Take the entries below and return them unchanged.

DATA SHOWN Start Marker

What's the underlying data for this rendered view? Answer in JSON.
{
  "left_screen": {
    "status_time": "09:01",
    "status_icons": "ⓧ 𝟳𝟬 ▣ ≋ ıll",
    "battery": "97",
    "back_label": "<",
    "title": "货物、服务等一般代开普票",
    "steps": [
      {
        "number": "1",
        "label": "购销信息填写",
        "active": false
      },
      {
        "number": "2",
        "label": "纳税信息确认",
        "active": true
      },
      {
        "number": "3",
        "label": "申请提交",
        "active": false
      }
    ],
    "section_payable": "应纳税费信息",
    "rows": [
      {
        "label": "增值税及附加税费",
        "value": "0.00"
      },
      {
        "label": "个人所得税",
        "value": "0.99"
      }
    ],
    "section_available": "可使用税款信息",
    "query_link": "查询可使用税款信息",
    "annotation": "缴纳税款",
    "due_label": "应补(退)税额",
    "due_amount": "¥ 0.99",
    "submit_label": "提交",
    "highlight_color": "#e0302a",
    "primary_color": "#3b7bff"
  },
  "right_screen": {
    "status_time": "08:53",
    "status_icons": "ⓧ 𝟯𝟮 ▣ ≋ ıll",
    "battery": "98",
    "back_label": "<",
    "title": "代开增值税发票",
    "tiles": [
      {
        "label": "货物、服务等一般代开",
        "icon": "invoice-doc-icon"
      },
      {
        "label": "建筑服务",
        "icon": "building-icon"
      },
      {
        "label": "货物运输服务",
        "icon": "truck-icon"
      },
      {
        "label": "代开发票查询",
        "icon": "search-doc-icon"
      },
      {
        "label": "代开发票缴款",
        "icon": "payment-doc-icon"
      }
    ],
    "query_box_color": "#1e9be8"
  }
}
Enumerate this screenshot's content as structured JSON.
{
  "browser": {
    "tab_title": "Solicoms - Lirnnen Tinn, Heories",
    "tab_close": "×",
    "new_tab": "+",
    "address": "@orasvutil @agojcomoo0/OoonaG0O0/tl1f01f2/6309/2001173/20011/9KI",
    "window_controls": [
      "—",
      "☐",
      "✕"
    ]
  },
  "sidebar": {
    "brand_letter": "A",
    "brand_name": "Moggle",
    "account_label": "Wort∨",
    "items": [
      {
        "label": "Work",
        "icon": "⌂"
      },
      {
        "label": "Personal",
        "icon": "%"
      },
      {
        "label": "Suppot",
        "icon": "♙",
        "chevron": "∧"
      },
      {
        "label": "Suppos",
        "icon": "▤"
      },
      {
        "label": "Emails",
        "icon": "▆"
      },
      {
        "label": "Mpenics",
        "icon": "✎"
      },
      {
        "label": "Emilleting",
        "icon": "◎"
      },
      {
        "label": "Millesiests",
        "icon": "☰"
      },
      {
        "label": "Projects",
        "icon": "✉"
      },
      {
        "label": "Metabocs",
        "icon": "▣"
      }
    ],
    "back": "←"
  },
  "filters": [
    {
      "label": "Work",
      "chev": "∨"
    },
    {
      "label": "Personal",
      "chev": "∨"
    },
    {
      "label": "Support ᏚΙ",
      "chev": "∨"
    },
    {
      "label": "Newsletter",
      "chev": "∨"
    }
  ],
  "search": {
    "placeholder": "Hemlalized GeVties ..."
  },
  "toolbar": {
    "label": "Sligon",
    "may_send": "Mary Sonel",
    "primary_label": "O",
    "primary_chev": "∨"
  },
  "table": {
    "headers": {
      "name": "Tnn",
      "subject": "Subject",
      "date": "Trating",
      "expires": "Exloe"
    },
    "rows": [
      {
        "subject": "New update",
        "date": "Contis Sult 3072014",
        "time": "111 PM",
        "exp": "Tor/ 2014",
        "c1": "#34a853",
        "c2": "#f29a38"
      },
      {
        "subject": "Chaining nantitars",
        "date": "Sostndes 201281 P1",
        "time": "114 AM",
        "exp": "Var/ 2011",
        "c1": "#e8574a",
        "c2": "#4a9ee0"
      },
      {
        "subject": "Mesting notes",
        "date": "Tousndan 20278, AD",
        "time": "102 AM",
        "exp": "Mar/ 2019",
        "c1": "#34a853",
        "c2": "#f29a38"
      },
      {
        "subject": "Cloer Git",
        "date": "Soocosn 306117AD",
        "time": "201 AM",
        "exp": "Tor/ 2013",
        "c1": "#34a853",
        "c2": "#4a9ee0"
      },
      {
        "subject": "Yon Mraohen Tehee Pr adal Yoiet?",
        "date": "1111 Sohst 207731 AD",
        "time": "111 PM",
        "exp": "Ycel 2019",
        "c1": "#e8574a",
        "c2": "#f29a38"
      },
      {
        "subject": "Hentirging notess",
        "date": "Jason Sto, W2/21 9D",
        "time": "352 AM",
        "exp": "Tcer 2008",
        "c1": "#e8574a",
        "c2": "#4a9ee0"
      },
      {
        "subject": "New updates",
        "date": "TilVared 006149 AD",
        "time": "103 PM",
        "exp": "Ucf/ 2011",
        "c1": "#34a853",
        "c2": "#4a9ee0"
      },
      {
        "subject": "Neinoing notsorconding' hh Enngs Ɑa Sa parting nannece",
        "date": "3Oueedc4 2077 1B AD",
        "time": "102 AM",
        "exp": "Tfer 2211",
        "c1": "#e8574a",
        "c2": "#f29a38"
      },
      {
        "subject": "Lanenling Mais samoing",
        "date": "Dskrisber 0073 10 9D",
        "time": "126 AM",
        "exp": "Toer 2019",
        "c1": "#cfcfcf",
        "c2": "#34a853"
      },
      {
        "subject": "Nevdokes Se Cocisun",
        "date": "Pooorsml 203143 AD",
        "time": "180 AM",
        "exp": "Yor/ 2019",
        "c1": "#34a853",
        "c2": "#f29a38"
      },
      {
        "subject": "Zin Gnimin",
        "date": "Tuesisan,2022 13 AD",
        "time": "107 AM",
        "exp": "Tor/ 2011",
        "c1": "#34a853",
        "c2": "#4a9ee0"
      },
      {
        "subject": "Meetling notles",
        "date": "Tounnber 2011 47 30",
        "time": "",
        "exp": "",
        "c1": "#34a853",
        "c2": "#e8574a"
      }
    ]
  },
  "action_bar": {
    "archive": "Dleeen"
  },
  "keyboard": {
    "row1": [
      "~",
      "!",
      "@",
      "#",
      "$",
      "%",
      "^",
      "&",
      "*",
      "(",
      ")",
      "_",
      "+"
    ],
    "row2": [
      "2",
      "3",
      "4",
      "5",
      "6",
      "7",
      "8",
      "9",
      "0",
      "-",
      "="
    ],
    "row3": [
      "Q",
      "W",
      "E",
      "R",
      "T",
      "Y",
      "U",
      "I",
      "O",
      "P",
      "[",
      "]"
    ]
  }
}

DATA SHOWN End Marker

RESULT FOR THIS EXERCISE:
What's the underlying data for this rendered view? Answer in JSON.
{
  "left_screen": {
    "status_time": "09:01",
    "status_icons": "ⓧ 𝟳𝟬 ▣ ≋ ıll",
    "battery": "97",
    "back_label": "<",
    "title": "货物、服务等一般代开普票",
    "steps": [
      {
        "number": "1",
        "label": "购销信息填写",
        "active": false
      },
      {
        "number": "2",
        "label": "纳税信息确认",
        "active": true
      },
      {
        "number": "3",
        "label": "申请提交",
        "active": false
      }
    ],
    "section_payable": "应纳税费信息",
    "rows": [
      {
        "label": "增值税及附加税费",
        "value": "0.00"
      },
      {
        "label": "个人所得税",
        "value": "0.99"
      }
    ],
    "section_available": "可使用税款信息",
    "query_link": "查询可使用税款信息",
    "annotation": "缴纳税款",
    "due_label": "应补(退)税额",
    "due_amount": "¥ 0.99",
    "submit_label": "提交",
    "highlight_color": "#e0302a",
    "primary_color": "#3b7bff"
  },
  "right_screen": {
    "status_time": "08:53",
    "status_icons": "ⓧ 𝟯𝟮 ▣ ≋ ıll",
    "battery": "98",
    "back_label": "<",
    "title": "代开增值税发票",
    "tiles": [
      {
        "label": "货物、服务等一般代开",
        "icon": "invoice-doc-icon"
      },
      {
        "label": "建筑服务",
        "icon": "building-icon"
      },
      {
        "label": "货物运输服务",
        "icon": "truck-icon"
      },
      {
        "label": "代开发票查询",
        "icon": "search-doc-icon"
      },
      {
        "label": "代开发票缴款",
        "icon": "payment-doc-icon"
      }
    ],
    "query_box_color": "#1e9be8"
  }
}
Enumerate this screenshot's content as structured JSON.
{
  "browser": {
    "tab_title": "Solicoms - Lirnnen Tinn, Heories",
    "tab_close": "×",
    "new_tab": "+",
    "address": "@orasvutil @agojcomoo0/OoonaG0O0/tl1f01f2/6309/2001173/20011/9KI",
    "window_controls": [
      "—",
      "☐",
      "✕"
    ]
  },
  "sidebar": {
    "brand_letter": "A",
    "brand_name": "Moggle",
    "account_label": "Wort∨",
    "items": [
      {
        "label": "Work",
        "icon": "⌂"
      },
      {
        "label": "Personal",
        "icon": "%"
      },
      {
        "label": "Suppot",
        "icon": "♙",
        "chevron": "∧"
      },
      {
        "label": "Suppos",
        "icon": "▤"
      },
      {
        "label": "Emails",
        "icon": "▆"
      },
      {
        "label": "Mpenics",
        "icon": "✎"
      },
      {
        "label": "Emilleting",
        "icon": "◎"
      },
      {
        "label": "Millesiests",
        "icon": "☰"
      },
      {
        "label": "Projects",
        "icon": "✉"
      },
      {
        "label": "Metabocs",
        "icon": "▣"
      }
    ],
    "back": "←"
  },
  "filters": [
    {
      "label": "Work",
      "chev": "∨"
    },
    {
      "label": "Personal",
      "chev": "∨"
    },
    {
      "label": "Support ᏚΙ",
      "chev": "∨"
    },
    {
      "label": "Newsletter",
      "chev": "∨"
    }
  ],
  "search": {
    "placeholder": "Hemlalized GeVties ..."
  },
  "toolbar": {
    "label": "Sligon",
    "may_send": "Mary Sonel",
    "primary_label": "O",
    "primary_chev": "∨"
  },
  "table": {
    "headers": {
      "name": "Tnn",
      "subject": "Subject",
      "date": "Trating",
      "expires": "Exloe"
    },
    "rows": [
      {
        "subject": "New update",
        "date": "Contis Sult 3072014",
        "time": "111 PM",
        "exp": "Tor/ 2014",
        "c1": "#34a853",
        "c2": "#f29a38"
      },
      {
        "subject": "Chaining nantitars",
        "date": "Sostndes 201281 P1",
        "time": "114 AM",
        "exp": "Var/ 2011",
        "c1": "#e8574a",
        "c2": "#4a9ee0"
      },
      {
        "subject": "Mesting notes",
        "date": "Tousndan 20278, AD",
        "time": "102 AM",
        "exp": "Mar/ 2019",
        "c1": "#34a853",
        "c2": "#f29a38"
      },
      {
        "subject": "Cloer Git",
        "date": "Soocosn 306117AD",
        "time": "201 AM",
        "exp": "Tor/ 2013",
        "c1": "#34a853",
        "c2": "#4a9ee0"
      },
      {
        "subject": "Yon Mraohen Tehee Pr adal Yoiet?",
        "date": "1111 Sohst 207731 AD",
        "time": "111 PM",
        "exp": "Ycel 2019",
        "c1": "#e8574a",
        "c2": "#f29a38"
      },
      {
        "subject": "Hentirging notess",
        "date": "Jason Sto, W2/21 9D",
        "time": "352 AM",
        "exp": "Tcer 2008",
        "c1": "#e8574a",
        "c2": "#4a9ee0"
      },
      {
        "subject": "New updates",
        "date": "TilVared 006149 AD",
        "time": "103 PM",
        "exp": "Ucf/ 2011",
        "c1": "#34a853",
        "c2": "#4a9ee0"
      },
      {
        "subject": "Neinoing notsorconding' hh Enngs Ɑa Sa parting nannece",
        "date": "3Oueedc4 2077 1B AD",
        "time": "102 AM",
        "exp": "Tfer 2211",
        "c1": "#e8574a",
        "c2": "#f29a38"
      },
      {
        "subject": "Lanenling Mais samoing",
        "date": "Dskrisber 0073 10 9D",
        "time": "126 AM",
        "exp": "Toer 2019",
        "c1": "#cfcfcf",
        "c2": "#34a853"
      },
      {
        "subject": "Nevdokes Se Cocisun",
        "date": "Pooorsml 203143 AD",
        "time": "180 AM",
        "exp": "Yor/ 2019",
        "c1": "#34a853",
        "c2": "#f29a38"
      },
      {
        "subject": "Zin Gnimin",
        "date": "Tuesisan,2022 13 AD",
        "time": "107 AM",
        "exp": "Tor/ 2011",
        "c1": "#34a853",
        "c2": "#4a9ee0"
      },
      {
        "subject": "Meetling notles",
        "date": "Tounnber 2011 47 30",
        "time": "",
        "exp": "",
        "c1": "#34a853",
        "c2": "#e8574a"
      }
    ]
  },
  "action_bar": {
    "archive": "Dleeen"
  },
  "keyboard": {
    "row1": [
      "~",
      "!",
      "@",
      "#",
      "$",
      "%",
      "^",
      "&",
      "*",
      "(",
      ")",
      "_",
      "+"
    ],
    "row2": [
      "2",
      "3",
      "4",
      "5",
      "6",
      "7",
      "8",
      "9",
      "0",
      "-",
      "="
    ],
    "row3": [
      "Q",
      "W",
      "E",
      "R",
      "T",
      "Y",
      "U",
      "I",
      "O",
      "P",
      "[",
      "]"
    ]
  }
}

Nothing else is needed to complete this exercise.